Rose Under Fire by Elizabeth Wein Review

Rose Under Fire book cover

Rose Under Fire book cover

Rose Under Fire
By Elizabeth Wein
Publication date: Sept. 10, 2013
Disney Hyperion, 368 pages
Source: Publisher

While flying an Allied fighter plane from Paris to England, American ATA pilot and amateur poet, Rose Justice, is captured by the Nazis and sent to Ravensbrück, the notorious women’s concentration camp. Trapped in horrific circumstances, Rose finds hope in the impossible through the loyalty, bravery and friendship of her fellow prisoners. But will that be enough to endure the fate that’s in store for her?

Elizabeth Wein, author of the critically-acclaimed and best-selling Code Name Verity, delivers another stunning WWII thriller. The unforgettable story of Rose Justice is forged from heart-wrenching courage, resolve, and the slim, bright chance of survival.

— Goodreads.com description

AMAZING! Can we please get a copy of this book in the hands of every single high school English teacher, high school history teacher, librarian and teenager?! Because, wow, I have never read a book that humanized history as well as Elizabeth Wein’s Rose Under Fire has.

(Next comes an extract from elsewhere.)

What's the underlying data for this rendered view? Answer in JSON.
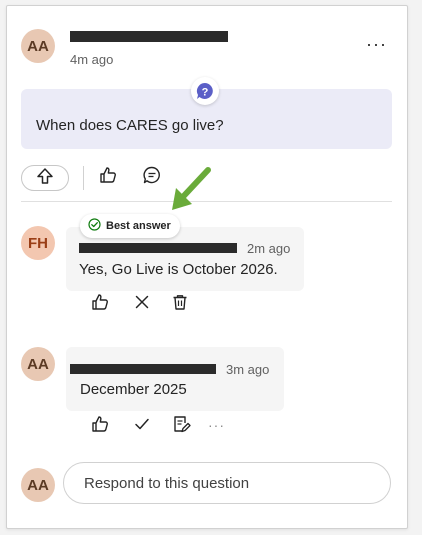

For those of you who were fans of Code Name Verity: I actually liked this one more. And I adored that book, so you know this one is THAT good. My biggest complaint about Code Name Verity was that it took a bit too long to get into/pay off. None of those concerns here – Rose Under Fire was gripping and shocking and so very sad from the get-go.

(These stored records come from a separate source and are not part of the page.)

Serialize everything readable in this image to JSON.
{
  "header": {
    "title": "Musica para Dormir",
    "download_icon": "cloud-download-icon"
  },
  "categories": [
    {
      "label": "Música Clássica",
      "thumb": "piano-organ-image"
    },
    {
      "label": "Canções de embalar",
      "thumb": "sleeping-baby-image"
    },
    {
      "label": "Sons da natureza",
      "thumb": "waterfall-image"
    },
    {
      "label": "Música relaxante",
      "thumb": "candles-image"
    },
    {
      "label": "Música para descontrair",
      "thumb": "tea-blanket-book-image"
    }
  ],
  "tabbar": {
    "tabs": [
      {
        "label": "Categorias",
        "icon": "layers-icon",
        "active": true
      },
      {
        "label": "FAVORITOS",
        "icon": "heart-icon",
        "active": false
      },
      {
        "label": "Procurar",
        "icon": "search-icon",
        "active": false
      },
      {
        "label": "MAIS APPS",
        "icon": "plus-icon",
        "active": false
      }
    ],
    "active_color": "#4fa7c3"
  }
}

For those of you who haven’t read Code Name Verity: Don’t worry, you don’t have to (though I still think you should). This is a companion novel, meaning parts the story are 100% spoiled in Rose Under Fire and some characters do overlap. But you’d still be able to follow along with Rose’s story .

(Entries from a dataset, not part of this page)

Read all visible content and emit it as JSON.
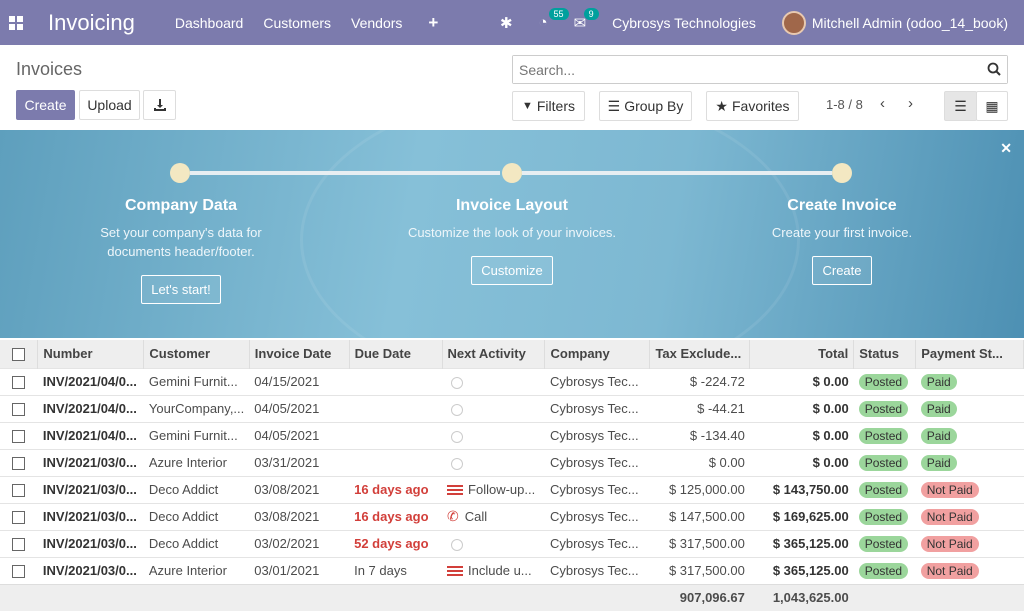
{
  "topbar": {
    "app_name": "Invoicing",
    "menus": [
      "Dashboard",
      "Customers",
      "Vendors"
    ],
    "plus": "+",
    "activity_badge": "55",
    "message_badge": "9",
    "company": "Cybrosys Technologies",
    "user": "Mitchell Admin (odoo_14_book)"
  },
  "page": {
    "title": "Invoices",
    "create": "Create",
    "upload": "Upload",
    "search_placeholder": "Search...",
    "filters": "Filters",
    "groupby": "Group By",
    "favorites": "Favorites",
    "pager": "1-8 / 8"
  },
  "banner": {
    "steps": [
      {
        "title": "Company Data",
        "desc": "Set your company's data for documents header/footer.",
        "button": "Let's start!"
      },
      {
        "title": "Invoice Layout",
        "desc": "Customize the look of your invoices.",
        "button": "Customize"
      },
      {
        "title": "Create Invoice",
        "desc": "Create your first invoice.",
        "button": "Create"
      }
    ]
  },
  "table": {
    "columns": [
      "Number",
      "Customer",
      "Invoice Date",
      "Due Date",
      "Next Activity",
      "Company",
      "Tax Exclude...",
      "Total",
      "Status",
      "Payment St..."
    ],
    "rows": [
      {
        "number": "INV/2021/04/0...",
        "customer": "Gemini Furnit...",
        "date": "04/15/2021",
        "due": "",
        "activity": "",
        "company": "Cybrosys Tec...",
        "tax": "$ -224.72",
        "total": "$ 0.00",
        "status": "Posted",
        "payment": "Paid"
      },
      {
        "number": "INV/2021/04/0...",
        "customer": "YourCompany,...",
        "date": "04/05/2021",
        "due": "",
        "activity": "",
        "company": "Cybrosys Tec...",
        "tax": "$ -44.21",
        "total": "$ 0.00",
        "status": "Posted",
        "payment": "Paid"
      },
      {
        "number": "INV/2021/04/0...",
        "customer": "Gemini Furnit...",
        "date": "04/05/2021",
        "due": "",
        "activity": "",
        "company": "Cybrosys Tec...",
        "tax": "$ -134.40",
        "total": "$ 0.00",
        "status": "Posted",
        "payment": "Paid"
      },
      {
        "number": "INV/2021/03/0...",
        "customer": "Azure Interior",
        "date": "03/31/2021",
        "due": "",
        "activity": "",
        "company": "Cybrosys Tec...",
        "tax": "$ 0.00",
        "total": "$ 0.00",
        "status": "Posted",
        "payment": "Paid"
      },
      {
        "number": "INV/2021/03/0...",
        "customer": "Deco Addict",
        "date": "03/08/2021",
        "due": "16 days ago",
        "activity": "Follow-up...",
        "company": "Cybrosys Tec...",
        "tax": "$ 125,000.00",
        "total": "$ 143,750.00",
        "status": "Posted",
        "payment": "Not Paid"
      },
      {
        "number": "INV/2021/03/0...",
        "customer": "Deco Addict",
        "date": "03/08/2021",
        "due": "16 days ago",
        "activity": "Call",
        "company": "Cybrosys Tec...",
        "tax": "$ 147,500.00",
        "total": "$ 169,625.00",
        "status": "Posted",
        "payment": "Not Paid"
      },
      {
        "number": "INV/2021/03/0...",
        "customer": "Deco Addict",
        "date": "03/02/2021",
        "due": "52 days ago",
        "activity": "",
        "company": "Cybrosys Tec...",
        "tax": "$ 317,500.00",
        "total": "$ 365,125.00",
        "status": "Posted",
        "payment": "Not Paid"
      },
      {
        "number": "INV/2021/03/0...",
        "customer": "Azure Interior",
        "date": "03/01/2021",
        "due": "In 7 days",
        "activity": "Include u...",
        "company": "Cybrosys Tec...",
        "tax": "$ 317,500.00",
        "total": "$ 365,125.00",
        "status": "Posted",
        "payment": "Not Paid"
      }
    ],
    "footer": {
      "tax_total": "907,096.67",
      "total": "1,043,625.00"
    }
  }
}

I just don’t have any words to convey how heartbreaking and beautiful her story was. My heart aches just remembering it all. We all know about the Holocaust – I’ve been to Auschwitz; I’ve studied it in school – but to see it from such a personal (and American) point of view is crushing on an entirely different level. Prepare to cry. Prepare to learn. Prepare to spend a lot of time with this quite thick book, because you’ll have a hard time putting it down.

SO. GOOD.

Anna Reads young adult book blog

Share this:
Facebook Twitter Email
Posted by: Anna   •   In: elizabeth wein, historical
5

5 Comments

  1. xtina said:

    wow i must be living under a rock because i am obsessed with code name verity but had no idea wein had just published a companion novel! this makes my entire week! great review…can’t wait to read this! happy monday to you :-)

    [Reply]

    Posted on: Mon, September 30, 2013

  2. Brittany @ The Book Addict’s Guide said:

    I think I connected more with CNV because of the characters, but Rose Under Fire SCARED me. Like, WOW, look at what ACTUALLY WENT ON IN HISTORY. That’s pretty terrifying. Elizabeth Wein is such a fantastic story teller and I’m so glad she wrote these books! I actually didn’t know a ton about WWII and this really led me to not only get interested in it, but seek out more info and talk about it.

    [Reply]

    Posted on: Mon, September 30, 2013

  3. estelle said:

    My biggest complaint about Code Name Verity was that it took a bit too long to get into/pay off. None of those concerns here – Rose Under Fire was gripping and shocking and so very sad from the get-go.

    I AM SO RELIEVED YOU SAID THIS. I HAVE 15 DAYS TO READ THIS BOOK & I’M NERVOUS. Thank you for making me feel confident.

    [Reply]

    Posted on: Mon, September 30, 2013

  4. We Heart YA said:

    Oh goodness: EVEN BETTER? REALLY? *we die*

    [Reply]

    Posted on: Mon, September 30, 2013

  5. Candice @ The Grown-Up YA said:

    I think what made me connect with this book so much more than CNV was that it featured an American. I think we assume that concentration camps were just for Jews, so to see one of us in the horrors that they were was just awful! I loved CNV – like every moment of it – but I think this one hit closer to home for me. And I agree: every teacher needs a copy of this one!

    [Reply]

    Posted on: Mon, September 30, 2013

Leave a comment

Name

Email

URL

Comment   Some HTML okay. No links, please.